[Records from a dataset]
-*-

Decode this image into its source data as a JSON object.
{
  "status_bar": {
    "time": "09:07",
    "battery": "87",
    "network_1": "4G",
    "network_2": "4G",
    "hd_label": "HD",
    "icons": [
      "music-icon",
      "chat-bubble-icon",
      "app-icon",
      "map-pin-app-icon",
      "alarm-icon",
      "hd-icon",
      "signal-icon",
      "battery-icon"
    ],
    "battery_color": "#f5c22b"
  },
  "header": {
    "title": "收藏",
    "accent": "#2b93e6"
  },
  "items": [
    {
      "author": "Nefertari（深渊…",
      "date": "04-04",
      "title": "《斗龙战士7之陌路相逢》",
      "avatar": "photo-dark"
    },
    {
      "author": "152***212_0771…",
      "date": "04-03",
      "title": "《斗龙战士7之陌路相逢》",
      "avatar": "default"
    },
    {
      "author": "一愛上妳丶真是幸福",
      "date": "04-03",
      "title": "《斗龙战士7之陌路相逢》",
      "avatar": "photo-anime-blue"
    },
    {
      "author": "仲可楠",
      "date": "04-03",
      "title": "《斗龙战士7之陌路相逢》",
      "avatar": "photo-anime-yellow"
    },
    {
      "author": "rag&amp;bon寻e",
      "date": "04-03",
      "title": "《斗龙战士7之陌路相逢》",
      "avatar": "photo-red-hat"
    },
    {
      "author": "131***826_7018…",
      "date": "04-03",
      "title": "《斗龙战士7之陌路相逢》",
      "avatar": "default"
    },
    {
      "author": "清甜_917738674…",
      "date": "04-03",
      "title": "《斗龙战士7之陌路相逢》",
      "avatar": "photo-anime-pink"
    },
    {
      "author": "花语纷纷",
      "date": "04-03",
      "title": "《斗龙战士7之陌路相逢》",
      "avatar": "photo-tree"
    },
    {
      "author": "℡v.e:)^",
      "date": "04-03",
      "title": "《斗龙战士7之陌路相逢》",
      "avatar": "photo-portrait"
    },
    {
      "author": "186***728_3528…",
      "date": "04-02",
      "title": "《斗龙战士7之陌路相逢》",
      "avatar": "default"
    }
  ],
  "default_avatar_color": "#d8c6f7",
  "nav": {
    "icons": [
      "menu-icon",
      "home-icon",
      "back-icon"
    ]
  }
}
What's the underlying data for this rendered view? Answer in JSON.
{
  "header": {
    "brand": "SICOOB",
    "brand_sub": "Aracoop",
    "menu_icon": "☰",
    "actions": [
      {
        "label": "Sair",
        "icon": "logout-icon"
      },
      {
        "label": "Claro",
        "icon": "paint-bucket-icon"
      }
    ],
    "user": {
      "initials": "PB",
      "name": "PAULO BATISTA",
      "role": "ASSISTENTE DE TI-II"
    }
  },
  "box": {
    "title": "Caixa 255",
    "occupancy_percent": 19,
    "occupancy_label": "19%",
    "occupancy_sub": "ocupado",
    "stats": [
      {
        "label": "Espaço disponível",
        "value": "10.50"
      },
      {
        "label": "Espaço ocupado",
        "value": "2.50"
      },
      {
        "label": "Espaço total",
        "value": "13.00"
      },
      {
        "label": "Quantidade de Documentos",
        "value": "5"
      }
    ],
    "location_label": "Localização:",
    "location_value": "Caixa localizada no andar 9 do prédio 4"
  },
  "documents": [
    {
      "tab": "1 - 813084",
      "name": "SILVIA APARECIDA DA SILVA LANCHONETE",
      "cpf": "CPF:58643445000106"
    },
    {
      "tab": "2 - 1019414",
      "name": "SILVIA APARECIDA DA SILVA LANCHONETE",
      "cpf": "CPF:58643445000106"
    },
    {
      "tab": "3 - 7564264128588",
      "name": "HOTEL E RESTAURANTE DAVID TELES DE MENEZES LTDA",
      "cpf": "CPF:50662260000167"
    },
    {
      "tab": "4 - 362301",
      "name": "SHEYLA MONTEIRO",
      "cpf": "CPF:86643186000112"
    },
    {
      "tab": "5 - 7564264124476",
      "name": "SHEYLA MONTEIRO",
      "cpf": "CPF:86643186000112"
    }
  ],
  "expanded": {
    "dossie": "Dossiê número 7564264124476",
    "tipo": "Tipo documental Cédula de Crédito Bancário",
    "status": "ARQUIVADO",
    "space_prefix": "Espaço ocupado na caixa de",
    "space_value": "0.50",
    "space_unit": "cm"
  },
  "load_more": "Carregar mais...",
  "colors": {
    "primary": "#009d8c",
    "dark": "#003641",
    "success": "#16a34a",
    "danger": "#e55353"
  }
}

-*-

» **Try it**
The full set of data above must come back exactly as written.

» **Answer**
Decode this image into its source data as a JSON object.
{
  "status_bar": {
    "time": "09:07",
    "battery": "87",
    "network_1": "4G",
    "network_2": "4G",
    "hd_label": "HD",
    "icons": [
      "music-icon",
      "chat-bubble-icon",
      "app-icon",
      "map-pin-app-icon",
      "alarm-icon",
      "hd-icon",
      "signal-icon",
      "battery-icon"
    ],
    "battery_color": "#f5c22b"
  },
  "header": {
    "title": "收藏",
    "accent": "#2b93e6"
  },
  "items": [
    {
      "author": "Nefertari（深渊…",
      "date": "04-04",
      "title": "《斗龙战士7之陌路相逢》",
      "avatar": "photo-dark"
    },
    {
      "author": "152***212_0771…",
      "date": "04-03",
      "title": "《斗龙战士7之陌路相逢》",
      "avatar": "default"
    },
    {
      "author": "一愛上妳丶真是幸福",
      "date": "04-03",
      "title": "《斗龙战士7之陌路相逢》",
      "avatar": "photo-anime-blue"
    },
    {
      "author": "仲可楠",
      "date": "04-03",
      "title": "《斗龙战士7之陌路相逢》",
      "avatar": "photo-anime-yellow"
    },
    {
      "author": "rag&amp;bon寻e",
      "date": "04-03",
      "title": "《斗龙战士7之陌路相逢》",
      "avatar": "photo-red-hat"
    },
    {
      "author": "131***826_7018…",
      "date": "04-03",
      "title": "《斗龙战士7之陌路相逢》",
      "avatar": "default"
    },
    {
      "author": "清甜_917738674…",
      "date": "04-03",
      "title": "《斗龙战士7之陌路相逢》",
      "avatar": "photo-anime-pink"
    },
    {
      "author": "花语纷纷",
      "date": "04-03",
      "title": "《斗龙战士7之陌路相逢》",
      "avatar": "photo-tree"
    },
    {
      "author": "℡v.e:)^",
      "date": "04-03",
      "title": "《斗龙战士7之陌路相逢》",
      "avatar": "photo-portrait"
    },
    {
      "author": "186***728_3528…",
      "date": "04-02",
      "title": "《斗龙战士7之陌路相逢》",
      "avatar": "default"
    }
  ],
  "default_avatar_color": "#d8c6f7",
  "nav": {
    "icons": [
      "menu-icon",
      "home-icon",
      "back-icon"
    ]
  }
}
What's the underlying data for this rendered view? Answer in JSON.
{
  "header": {
    "brand": "SICOOB",
    "brand_sub": "Aracoop",
    "menu_icon": "☰",
    "actions": [
      {
        "label": "Sair",
        "icon": "logout-icon"
      },
      {
        "label": "Claro",
        "icon": "paint-bucket-icon"
      }
    ],
    "user": {
      "initials": "PB",
      "name": "PAULO BATISTA",
      "role": "ASSISTENTE DE TI-II"
    }
  },
  "box": {
    "title": "Caixa 255",
    "occupancy_percent": 19,
    "occupancy_label": "19%",
    "occupancy_sub": "ocupado",
    "stats": [
      {
        "label": "Espaço disponível",
        "value": "10.50"
      },
      {
        "label": "Espaço ocupado",
        "value": "2.50"
      },
      {
        "label": "Espaço total",
        "value": "13.00"
      },
      {
        "label": "Quantidade de Documentos",
        "value": "5"
      }
    ],
    "location_label": "Localização:",
    "location_value": "Caixa localizada no andar 9 do prédio 4"
  },
  "documents": [
    {
      "tab": "1 - 813084",
      "name": "SILVIA APARECIDA DA SILVA LANCHONETE",
      "cpf": "CPF:58643445000106"
    },
    {
      "tab": "2 - 1019414",
      "name": "SILVIA APARECIDA DA SILVA LANCHONETE",
      "cpf": "CPF:58643445000106"
    },
    {
      "tab": "3 - 7564264128588",
      "name": "HOTEL E RESTAURANTE DAVID TELES DE MENEZES LTDA",
      "cpf": "CPF:50662260000167"
    },
    {
      "tab": "4 - 362301",
      "name": "SHEYLA MONTEIRO",
      "cpf": "CPF:86643186000112"
    },
    {
      "tab": "5 - 7564264124476",
      "name": "SHEYLA MONTEIRO",
      "cpf": "CPF:86643186000112"
    }
  ],
  "expanded": {
    "dossie": "Dossiê número 7564264124476",
    "tipo": "Tipo documental Cédula de Crédito Bancário",
    "status": "ARQUIVADO",
    "space_prefix": "Espaço ocupado na caixa de",
    "space_value": "0.50",
    "space_unit": "cm"
  },
  "load_more": "Carregar mais...",
  "colors": {
    "primary": "#009d8c",
    "dark": "#003641",
    "success": "#16a34a",
    "danger": "#e55353"
  }
}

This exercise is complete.